[Data for the task]

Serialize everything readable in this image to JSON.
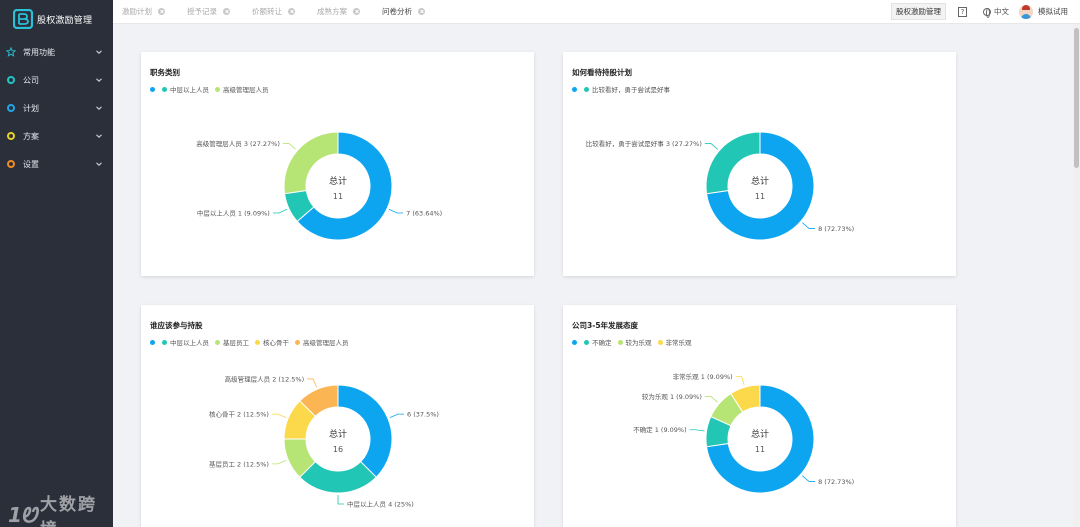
{
  "app": {
    "title": "股权激励管理"
  },
  "sidebar": {
    "items": [
      {
        "label": "常用功能",
        "icon": "star-icon",
        "color": "#29b6c8"
      },
      {
        "label": "公司",
        "icon": "ring-icon",
        "color": "#1fc6c6"
      },
      {
        "label": "计划",
        "icon": "ring-icon",
        "color": "#1fa7e8"
      },
      {
        "label": "方案",
        "icon": "ring-icon",
        "color": "#e8d21f"
      },
      {
        "label": "设置",
        "icon": "ring-icon",
        "color": "#f08a24"
      }
    ]
  },
  "tabs": [
    {
      "label": "激励计划",
      "active": false
    },
    {
      "label": "授予记录",
      "active": false
    },
    {
      "label": "价额转让",
      "active": false
    },
    {
      "label": "成熟方案",
      "active": false
    },
    {
      "label": "问卷分析",
      "active": true
    }
  ],
  "topbar": {
    "module_button": "股权激励管理",
    "help": "?",
    "language": "中文",
    "user": "模拟试用"
  },
  "watermark": {
    "mark": "1Ꮼ",
    "text": "大数跨境"
  },
  "colors": {
    "blue": "#0ea5f0",
    "green": "#b7e575",
    "teal": "#21c6b4",
    "yellow": "#fbd94b",
    "orange": "#fbb552"
  },
  "chart_data": [
    {
      "type": "pie",
      "title": "职务类别",
      "center_label": "总计",
      "total": 11,
      "slices": [
        {
          "name": "中层以上人员",
          "value": 7,
          "label": "7 (63.64%)",
          "color": "#0ea5f0",
          "legend": false
        },
        {
          "name": "中层以上人员",
          "value": 1,
          "label": "中层以上人员 1 (9.09%)",
          "color": "#21c6b4",
          "legend": true
        },
        {
          "name": "高级管理层人员",
          "value": 3,
          "label": "高级管理层人员 3 (27.27%)",
          "color": "#b7e575",
          "legend": true
        }
      ]
    },
    {
      "type": "pie",
      "title": "如何看待持股计划",
      "center_label": "总计",
      "total": 11,
      "slices": [
        {
          "name": "",
          "value": 8,
          "label": "8 (72.73%)",
          "color": "#0ea5f0",
          "legend": false
        },
        {
          "name": "比较看好，勇于尝试是好事",
          "value": 3,
          "label": "比较看好，勇于尝试是好事 3 (27.27%)",
          "color": "#21c6b4",
          "legend": true
        }
      ]
    },
    {
      "type": "pie",
      "title": "谁应该参与持股",
      "center_label": "总计",
      "total": 16,
      "slices": [
        {
          "name": "",
          "value": 6,
          "label": "6 (37.5%)",
          "color": "#0ea5f0",
          "legend": false
        },
        {
          "name": "中层以上人员",
          "value": 4,
          "label": "中层以上人员 4 (25%)",
          "color": "#21c6b4",
          "legend": true
        },
        {
          "name": "基层员工",
          "value": 2,
          "label": "基层员工 2 (12.5%)",
          "color": "#b7e575",
          "legend": true
        },
        {
          "name": "核心骨干",
          "value": 2,
          "label": "核心骨干 2 (12.5%)",
          "color": "#fbd94b",
          "legend": true
        },
        {
          "name": "高级管理层人员",
          "value": 2,
          "label": "高级管理层人员 2 (12.5%)",
          "color": "#fbb552",
          "legend": true
        }
      ]
    },
    {
      "type": "pie",
      "title": "公司3-5年发展态度",
      "center_label": "总计",
      "total": 11,
      "slices": [
        {
          "name": "",
          "value": 8,
          "label": "8 (72.73%)",
          "color": "#0ea5f0",
          "legend": false
        },
        {
          "name": "不确定",
          "value": 1,
          "label": "不确定 1 (9.09%)",
          "color": "#21c6b4",
          "legend": true
        },
        {
          "name": "较为乐观",
          "value": 1,
          "label": "较为乐观 1 (9.09%)",
          "color": "#b7e575",
          "legend": true
        },
        {
          "name": "非常乐观",
          "value": 1,
          "label": "非常乐观 1 (9.09%)",
          "color": "#fbd94b",
          "legend": true
        }
      ]
    }
  ]
}
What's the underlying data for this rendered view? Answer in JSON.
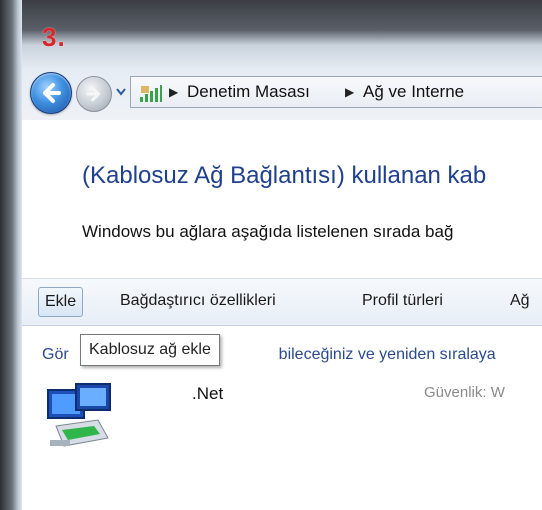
{
  "step_marker": "3.",
  "nav": {
    "breadcrumbs": [
      "Denetim Masası",
      "Ağ ve Interne"
    ],
    "address_icon": "network-signal-icon"
  },
  "heading": "(Kablosuz Ağ Bağlantısı) kullanan kab",
  "description": "Windows bu ağlara aşağıda listelenen sırada bağ",
  "toolbar": {
    "add": "Ekle",
    "adapter_props": "Bağdaştırıcı özellikleri",
    "profile_types": "Profil türleri",
    "network": "Ağ"
  },
  "list_caption": {
    "prefix": "Gör",
    "suffix": "bileceğiniz ve yeniden sıralaya"
  },
  "tooltip": "Kablosuz ağ ekle",
  "network_item": {
    "name": ".Net",
    "security_label": "Güvenlik:",
    "security_value": "W"
  },
  "colors": {
    "step": "#d8262b",
    "heading": "#1f3f8f",
    "caption": "#2a4a8c"
  }
}
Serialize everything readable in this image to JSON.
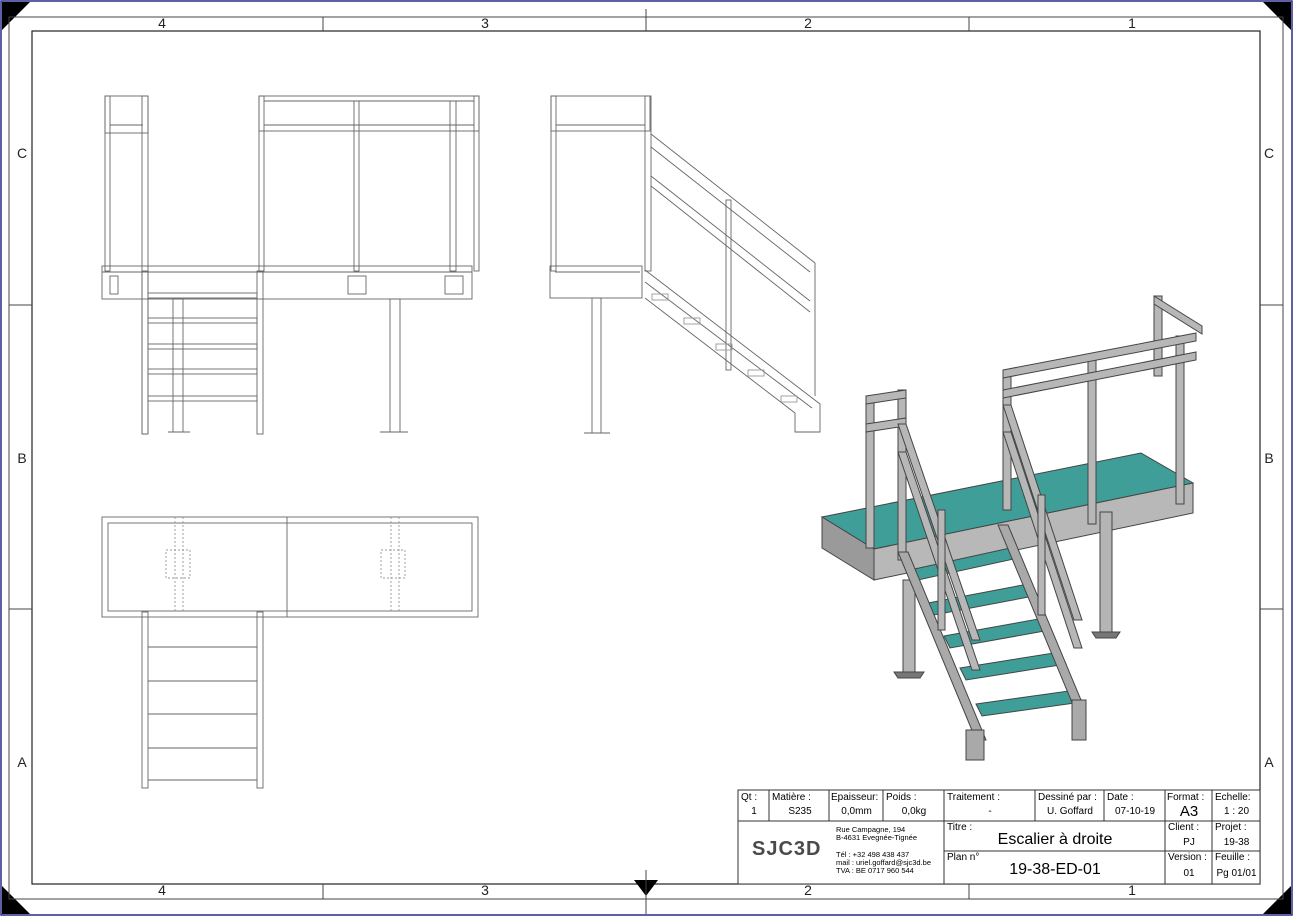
{
  "frame": {
    "column_labels": [
      "4",
      "3",
      "2",
      "1"
    ],
    "row_labels": [
      "C",
      "B",
      "A"
    ]
  },
  "title_block": {
    "qty_label": "Qt :",
    "qty_value": "1",
    "material_label": "Matière :",
    "material_value": "S235",
    "thickness_label": "Epaisseur:",
    "thickness_value": "0,0mm",
    "weight_label": "Poids :",
    "weight_value": "0,0kg",
    "treatment_label": "Traitement :",
    "treatment_value": "-",
    "drawn_by_label": "Dessiné par :",
    "drawn_by_value": "U. Goffard",
    "date_label": "Date :",
    "date_value": "07-10-19",
    "format_label": "Format :",
    "format_value": "A3",
    "scale_label": "Echelle:",
    "scale_value": "1 : 20",
    "company_logo": "SJC3D",
    "address_line1": "Rue Campagne, 194",
    "address_line2": "B-4631 Evegnée-Tignée",
    "phone": "Tél : +32 498 438 437",
    "mail": "mail : uriel.goffard@sjc3d.be",
    "vat": "TVA : BE 0717 960 544",
    "title_label": "Titre :",
    "title_value": "Escalier à droite",
    "client_label": "Client :",
    "client_value": "PJ",
    "project_label": "Projet :",
    "project_value": "19-38",
    "plan_label": "Plan n°",
    "plan_value": "19-38-ED-01",
    "version_label": "Version :",
    "version_value": "01",
    "sheet_label": "Feuille :",
    "sheet_value": "Pg 01/01"
  },
  "colors": {
    "tread": "#3a9e98",
    "steel": "#a8a8a8",
    "line": "#555555"
  }
}
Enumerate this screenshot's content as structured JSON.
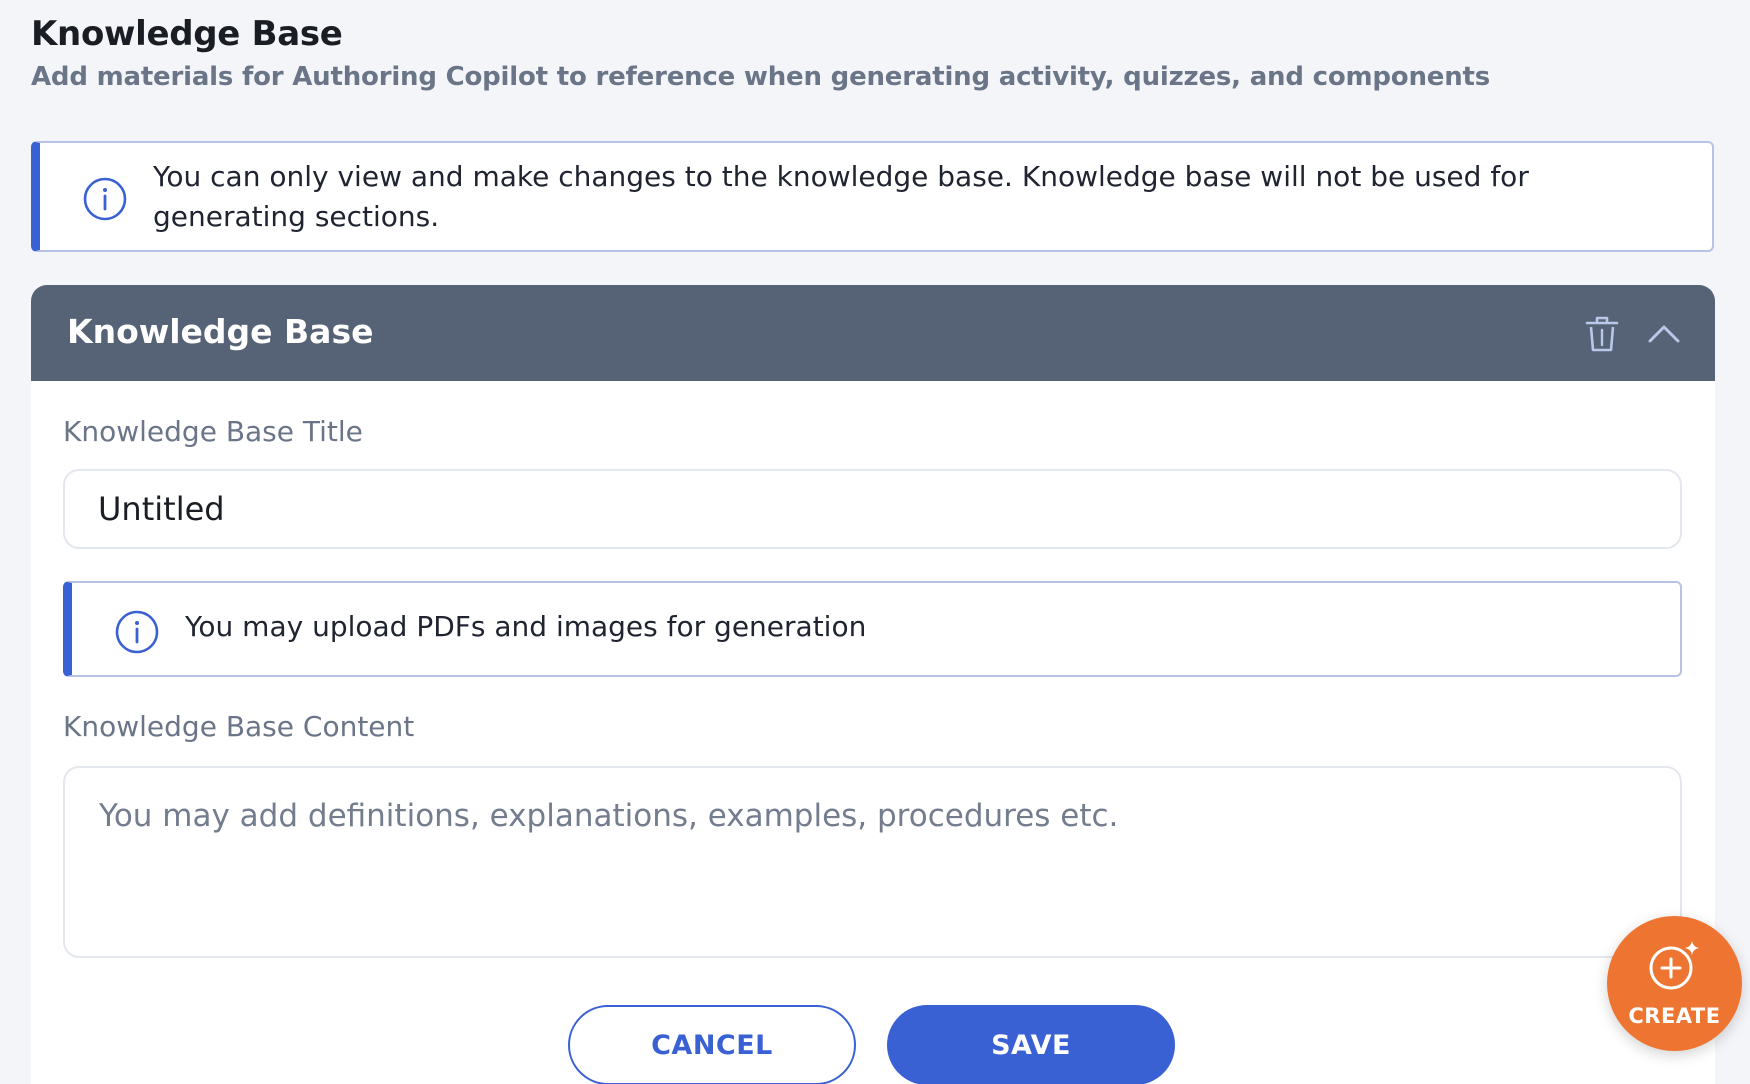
{
  "header": {
    "title": "Knowledge Base",
    "subtitle": "Add materials for Authoring Copilot to reference when generating activity, quizzes, and components"
  },
  "notice": {
    "icon": "info-icon",
    "text": "You can only view and make changes to the knowledge base. Knowledge base will not be used for generating sections."
  },
  "card": {
    "title": "Knowledge Base",
    "actions": [
      "trash-icon",
      "chevron-up-icon"
    ],
    "title_field": {
      "label": "Knowledge Base Title",
      "value": "Untitled"
    },
    "upload_notice": {
      "icon": "info-icon",
      "text": "You may upload PDFs and images for generation"
    },
    "content_field": {
      "label": "Knowledge Base Content",
      "value": "",
      "placeholder": "You may add definitions, explanations, examples, procedures etc."
    },
    "buttons": {
      "cancel": "CANCEL",
      "save": "SAVE"
    }
  },
  "fab": {
    "icon": "plus-sparkle-icon",
    "label": "CREATE"
  },
  "colors": {
    "accent": "#3a61d4",
    "card_header": "#566275",
    "fab": "#ee7531",
    "background": "#f3f5f9",
    "notice_border": "#b7c2e8"
  }
}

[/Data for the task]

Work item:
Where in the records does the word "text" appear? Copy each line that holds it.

Task response:
    "text": "大数跨境"
    "text": "You can only view and make changes to the knowledge base. Knowledge base will not be used for generating sections."
      "text": "You may upload PDFs and images for generation"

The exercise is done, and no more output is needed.